  2. Make an unequivocal commitment to end rough sleeping by the end of the 2017-2022 parliament. In a country as wealthy as the United Kingdom, it is an outrage that people are living on the streets, and their presence should shame those in a position to end rough sleeping.
  3. Put an end to benefit cuts. More than half of all voters think that benefit cuts have gone too far, according to an Ipsos Mori poll published on Thursday. Denying 18 to 21 year olds the right to claim benefit support to help towards their rents will drive young people into homelessness, into crime, and into sex work. What politician wants that as part of their legacy?

Private rented housing is “out of reach” for under 35s, says the Chartered Institute of Housing

The Chartered Institute of Housing (CIH) recently carried out research into the gap between rents in the private rented sector and what Local Housing Allowance (LHA) will pay.

LHA is based on the 30th centile of the range rents charged in the private rented sector. Except it isn’t. That was how it was supposed to be (having previously been reduced from there 50th centile). In fact, the level of payment has been frozen for three years and will be frozen until 2019/20. LHA no longer reflects in any way the reality of rents in a locality.

In Brighton and Hove the rates are £82.66 for a room in a shared house, £153.02 for a one bed flat, £192.48 for a two bed property. The average one bed flat in Brighton and Hove is now £971 per month compared to LHA of £612.08 for the same period.

In Eastbourne the rates are £67.00, £116.53 and £151.50, and in Hastings £69.77, £92.06 and £120.29. (There are higher rates for 3 and 4 properties).

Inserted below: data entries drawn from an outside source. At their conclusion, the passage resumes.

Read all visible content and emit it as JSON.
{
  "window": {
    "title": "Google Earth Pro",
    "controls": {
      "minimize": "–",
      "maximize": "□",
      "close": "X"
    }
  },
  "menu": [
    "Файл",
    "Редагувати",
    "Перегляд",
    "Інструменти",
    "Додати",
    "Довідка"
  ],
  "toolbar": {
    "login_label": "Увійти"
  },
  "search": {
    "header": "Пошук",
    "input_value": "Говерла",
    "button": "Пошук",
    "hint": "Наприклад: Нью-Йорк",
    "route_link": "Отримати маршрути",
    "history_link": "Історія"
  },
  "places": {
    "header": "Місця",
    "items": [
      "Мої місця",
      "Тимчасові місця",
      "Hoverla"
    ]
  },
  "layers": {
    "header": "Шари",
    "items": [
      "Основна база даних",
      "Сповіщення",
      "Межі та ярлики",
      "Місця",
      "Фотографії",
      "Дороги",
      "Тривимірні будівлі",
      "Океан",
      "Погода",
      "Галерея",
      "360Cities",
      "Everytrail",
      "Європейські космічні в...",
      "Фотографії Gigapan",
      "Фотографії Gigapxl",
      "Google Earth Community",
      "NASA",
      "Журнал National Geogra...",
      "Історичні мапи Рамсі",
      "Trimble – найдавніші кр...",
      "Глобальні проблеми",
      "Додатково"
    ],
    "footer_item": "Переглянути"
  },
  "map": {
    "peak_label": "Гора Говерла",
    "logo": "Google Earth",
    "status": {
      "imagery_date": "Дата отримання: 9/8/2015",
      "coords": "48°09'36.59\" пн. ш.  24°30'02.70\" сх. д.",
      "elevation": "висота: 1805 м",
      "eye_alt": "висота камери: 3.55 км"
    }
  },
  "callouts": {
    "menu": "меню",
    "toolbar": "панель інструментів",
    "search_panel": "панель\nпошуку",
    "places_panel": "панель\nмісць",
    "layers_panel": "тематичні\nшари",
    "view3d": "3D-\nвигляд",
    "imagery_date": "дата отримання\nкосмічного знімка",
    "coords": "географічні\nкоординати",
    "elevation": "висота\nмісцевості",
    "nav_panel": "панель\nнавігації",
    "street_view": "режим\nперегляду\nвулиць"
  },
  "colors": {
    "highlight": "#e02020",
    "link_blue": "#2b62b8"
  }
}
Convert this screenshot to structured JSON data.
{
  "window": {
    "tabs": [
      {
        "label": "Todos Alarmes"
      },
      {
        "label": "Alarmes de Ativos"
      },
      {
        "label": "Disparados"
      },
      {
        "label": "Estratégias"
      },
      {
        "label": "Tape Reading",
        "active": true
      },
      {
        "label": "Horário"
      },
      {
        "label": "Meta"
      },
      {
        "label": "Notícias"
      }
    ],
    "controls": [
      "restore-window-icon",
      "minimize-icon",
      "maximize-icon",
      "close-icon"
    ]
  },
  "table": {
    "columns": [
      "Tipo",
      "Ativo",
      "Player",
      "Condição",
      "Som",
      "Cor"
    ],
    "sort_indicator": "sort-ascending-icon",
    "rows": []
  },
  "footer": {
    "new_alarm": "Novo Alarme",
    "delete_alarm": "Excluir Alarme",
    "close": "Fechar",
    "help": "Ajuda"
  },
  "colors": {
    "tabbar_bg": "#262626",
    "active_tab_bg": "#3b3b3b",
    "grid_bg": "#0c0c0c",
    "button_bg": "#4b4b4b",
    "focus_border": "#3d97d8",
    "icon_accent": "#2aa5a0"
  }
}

It is worse for you if you are under 35 where you are restricted to claiming LHA for just a room in a shared house.

And if you think it is bad for under 35s, it is EVEN worse for those under 21 for whom the rate is zero (unless you are ‘lucky’ enough to qualify for one of several exemptions – merely being a rough sleeper is not enough).

So what has the CIH found? It has found that the gap between LHA and rents has widened to the point where private rented housing is “out of reach” for under 35s.

A couple of weeks ago I wrote how the senior civil servant responsible for housing policy at the Department for Work and Pensions, Darrell Smith, said that the government is now going to use LHA rates to set new, lower rents for specialist supported housing. Why? Because it is such a good barometer for the market? No. He said: “The one advantage of (LHA rates) is that they are already there, so it doesn’t cost the government anything to set it up. I know”, he continued, “that isn’t a great answer but that’s all I have got”.